● **Study material**:

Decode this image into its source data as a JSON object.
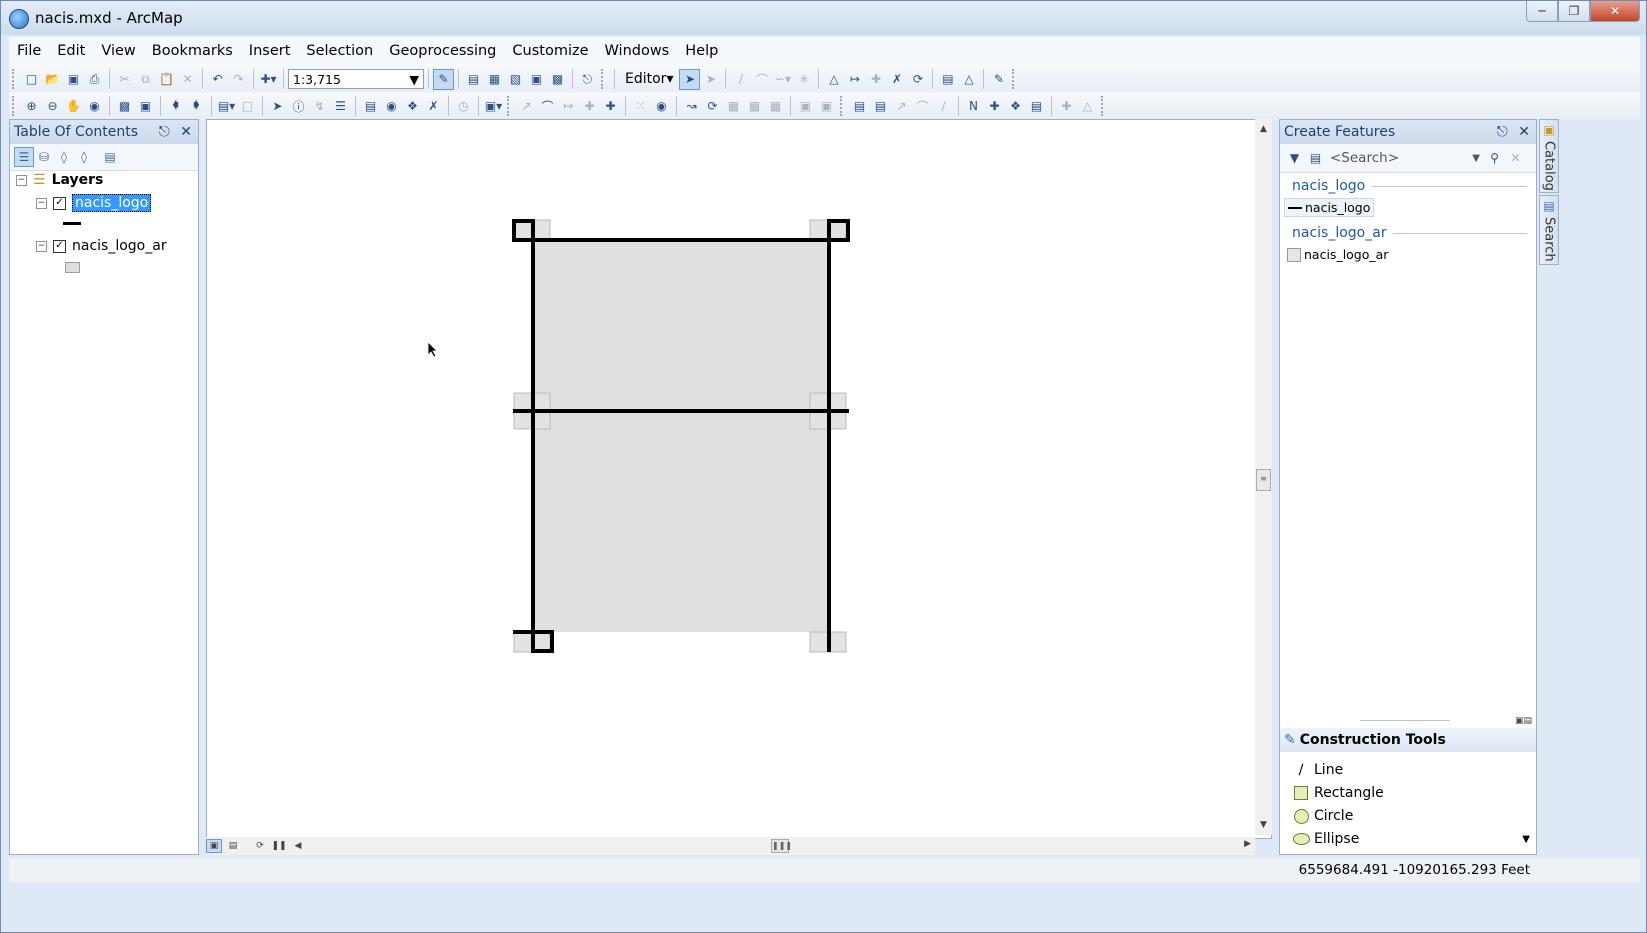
{
  "window": {
    "title": "nacis.mxd - ArcMap",
    "min_icon": "minimize-icon",
    "max_icon": "maximize-icon",
    "close_icon": "close-icon"
  },
  "menu": [
    "File",
    "Edit",
    "View",
    "Bookmarks",
    "Insert",
    "Selection",
    "Geoprocessing",
    "Customize",
    "Windows",
    "Help"
  ],
  "standard_toolbar": {
    "scale": "1:3,715",
    "editor_label": "Editor"
  },
  "toc": {
    "title": "Table Of Contents",
    "root": "Layers",
    "layers": [
      {
        "name": "nacis_logo",
        "checked": true,
        "symbol": "line",
        "selected": true
      },
      {
        "name": "nacis_logo_ar",
        "checked": true,
        "symbol": "polygon",
        "selected": false
      }
    ]
  },
  "create_features": {
    "title": "Create Features",
    "search_placeholder": "<Search>",
    "groups": [
      {
        "name": "nacis_logo",
        "template": "nacis_logo",
        "symbol": "line"
      },
      {
        "name": "nacis_logo_ar",
        "template": "nacis_logo_ar",
        "symbol": "polygon"
      }
    ]
  },
  "construction_tools": {
    "title": "Construction Tools",
    "tools": [
      {
        "label": "Line",
        "icon": "line-tool-icon"
      },
      {
        "label": "Rectangle",
        "icon": "rectangle-tool-icon"
      },
      {
        "label": "Circle",
        "icon": "circle-tool-icon"
      },
      {
        "label": "Ellipse",
        "icon": "ellipse-tool-icon"
      }
    ]
  },
  "side_tabs": [
    "Catalog",
    "Search"
  ],
  "status": {
    "coordinates": "6559684.491  -10920165.293 Feet"
  },
  "colors": {
    "selection": "#3399ff",
    "polygon_fill": "#e0e0e0",
    "line": "#000000",
    "panel_border": "#9eb0c8",
    "template_group": "#1f57b4"
  }
}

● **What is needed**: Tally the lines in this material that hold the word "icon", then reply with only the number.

● **Exercise solution**: 7